Dataset rows describing interfaces:
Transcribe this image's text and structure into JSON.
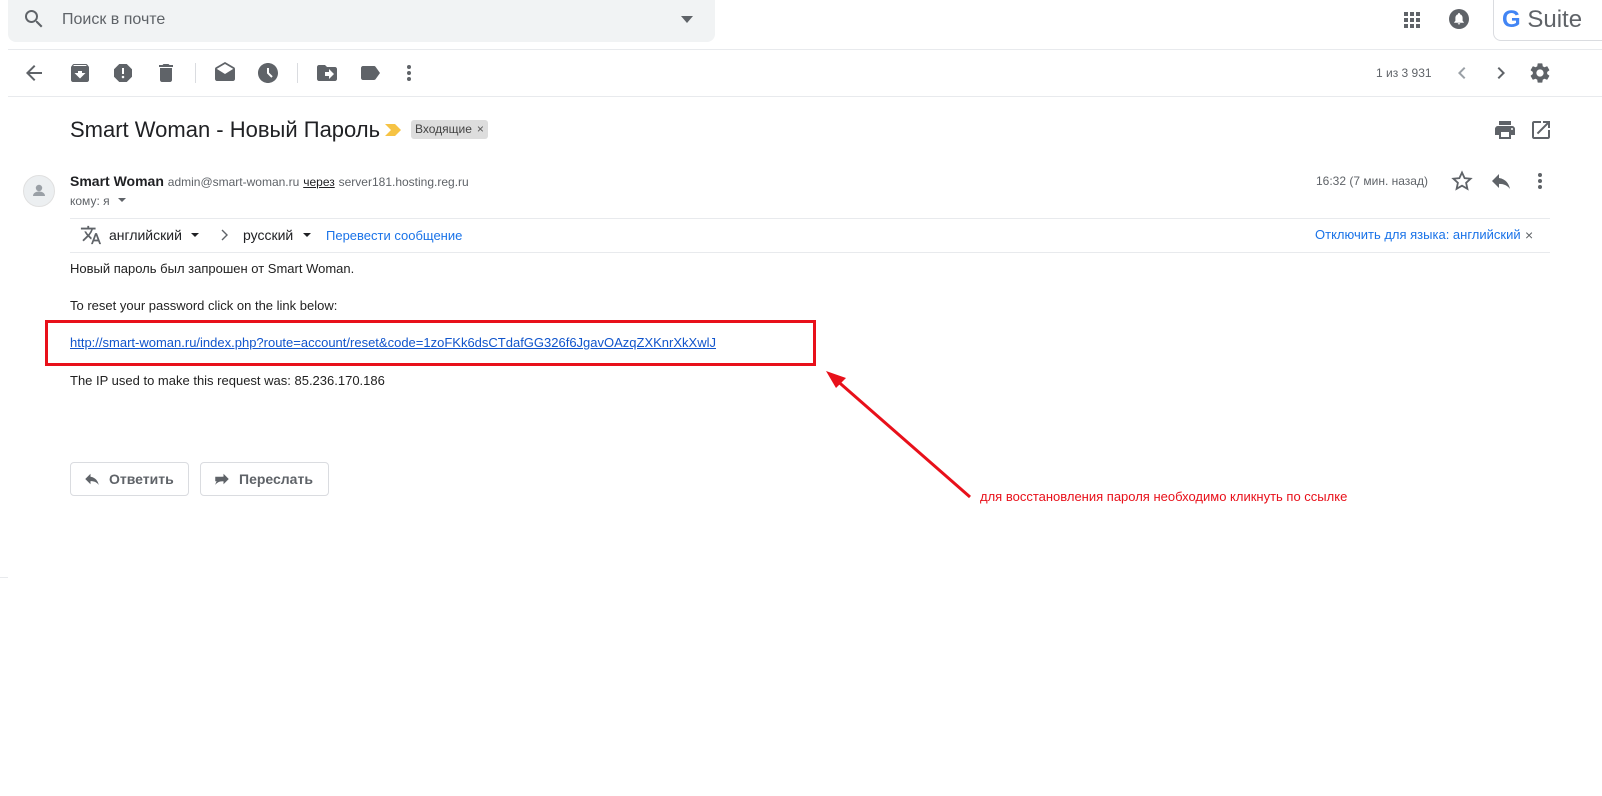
{
  "search": {
    "placeholder": "Поиск в почте"
  },
  "header": {
    "gsuite_g": "G",
    "gsuite_text": " Suite"
  },
  "toolbar": {
    "page_counter": "1 из 3 931"
  },
  "message": {
    "subject": "Smart Woman - Новый Пароль",
    "label": "Входящие",
    "label_remove": "×",
    "sender_name": "Smart Woman",
    "sender_email": "admin@smart-woman.ru",
    "via_word": "через",
    "via_server": "server181.hosting.reg.ru",
    "to_line": "кому: я",
    "time": "16:32 (7 мин. назад)"
  },
  "translate": {
    "from_lang": "английский",
    "to_lang": "русский",
    "translate_link": "Перевести сообщение",
    "disable_link": "Отключить для языка: английский",
    "close": "×"
  },
  "body": {
    "line1": "Новый пароль был запрошен от Smart Woman.",
    "line2": "To reset your password click on the link below:",
    "link": "http://smart-woman.ru/index.php?route=account/reset&code=1zoFKk6dsCTdafGG326f6JgavOAzqZXKnrXkXwlJ",
    "line3": "The IP used to make this request was: 85.236.170.186"
  },
  "actions": {
    "reply": "Ответить",
    "forward": "Переслать"
  },
  "annotation": {
    "text": "для восстановления пароля необходимо кликнуть по ссылке",
    "color": "#e8101a"
  },
  "icons": [
    "search-icon",
    "caret-down-icon",
    "apps-grid-icon",
    "notification-bell-icon",
    "back-arrow-icon",
    "archive-icon",
    "report-spam-icon",
    "delete-icon",
    "mark-unread-icon",
    "snooze-icon",
    "move-to-icon",
    "label-icon",
    "more-vert-icon",
    "chevron-left-icon",
    "chevron-right-icon",
    "gear-icon",
    "print-icon",
    "open-new-window-icon",
    "star-icon",
    "reply-icon",
    "translate-icon",
    "chevron-right-icon"
  ]
}
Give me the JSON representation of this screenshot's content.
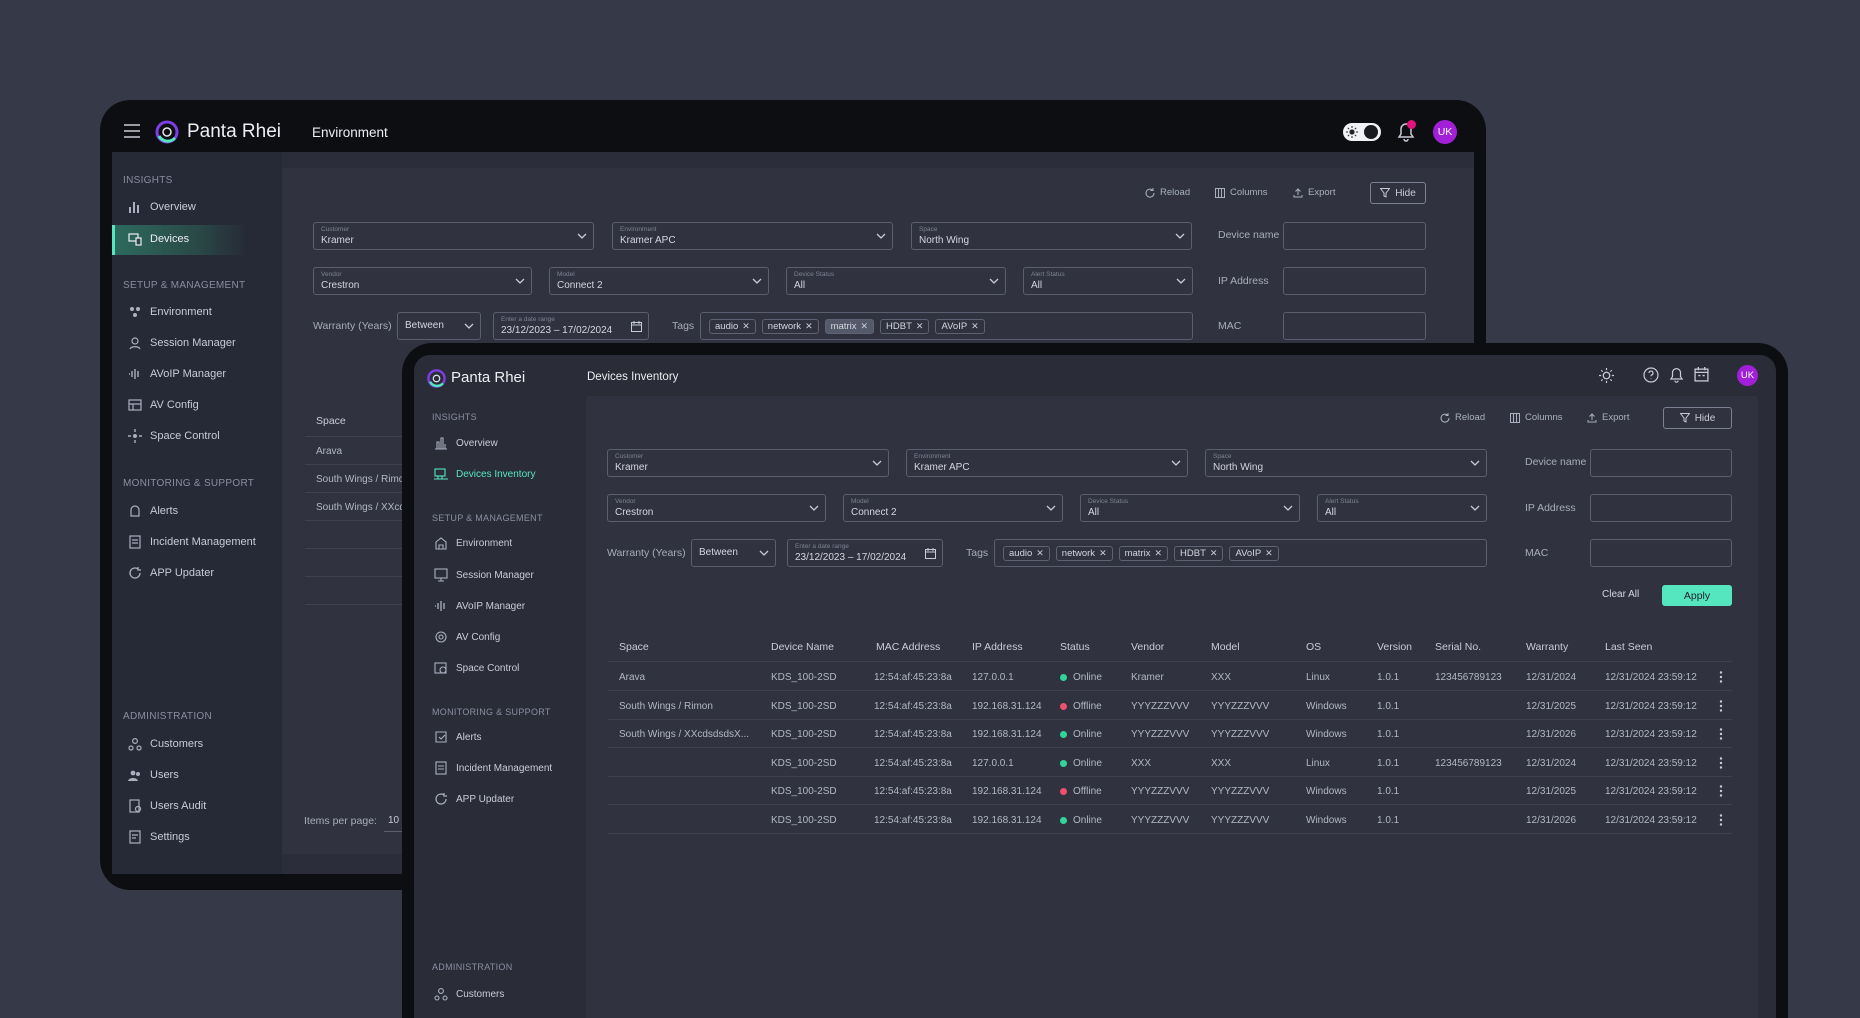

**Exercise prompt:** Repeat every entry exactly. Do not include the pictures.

**Solved problem:**
Transcribe this image's text and structure into JSON.
{
  "search": {
    "placeholder": "Поиск в почте"
  },
  "header": {
    "gsuite_g": "G",
    "gsuite_text": " Suite"
  },
  "toolbar": {
    "page_counter": "1 из 3 931"
  },
  "message": {
    "subject": "Smart Woman - Новый Пароль",
    "label": "Входящие",
    "label_remove": "×",
    "sender_name": "Smart Woman",
    "sender_email": "admin@smart-woman.ru",
    "via_word": "через",
    "via_server": "server181.hosting.reg.ru",
    "to_line": "кому: я",
    "time": "16:32 (7 мин. назад)"
  },
  "translate": {
    "from_lang": "английский",
    "to_lang": "русский",
    "translate_link": "Перевести сообщение",
    "disable_link": "Отключить для языка: английский",
    "close": "×"
  },
  "body": {
    "line1": "Новый пароль был запрошен от Smart Woman.",
    "line2": "To reset your password click on the link below:",
    "link": "http://smart-woman.ru/index.php?route=account/reset&code=1zoFKk6dsCTdafGG326f6JgavOAzqZXKnrXkXwlJ",
    "line3": "The IP used to make this request was: 85.236.170.186"
  },
  "actions": {
    "reply": "Ответить",
    "forward": "Переслать"
  },
  "annotation": {
    "text": "для восстановления пароля необходимо кликнуть по ссылке",
    "color": "#e8101a"
  },
  "icons": [
    "search-icon",
    "caret-down-icon",
    "apps-grid-icon",
    "notification-bell-icon",
    "back-arrow-icon",
    "archive-icon",
    "report-spam-icon",
    "delete-icon",
    "mark-unread-icon",
    "snooze-icon",
    "move-to-icon",
    "label-icon",
    "more-vert-icon",
    "chevron-left-icon",
    "chevron-right-icon",
    "gear-icon",
    "print-icon",
    "open-new-window-icon",
    "star-icon",
    "reply-icon",
    "translate-icon",
    "chevron-right-icon"
  ]
}
Give me the JSON representation of this screenshot's content.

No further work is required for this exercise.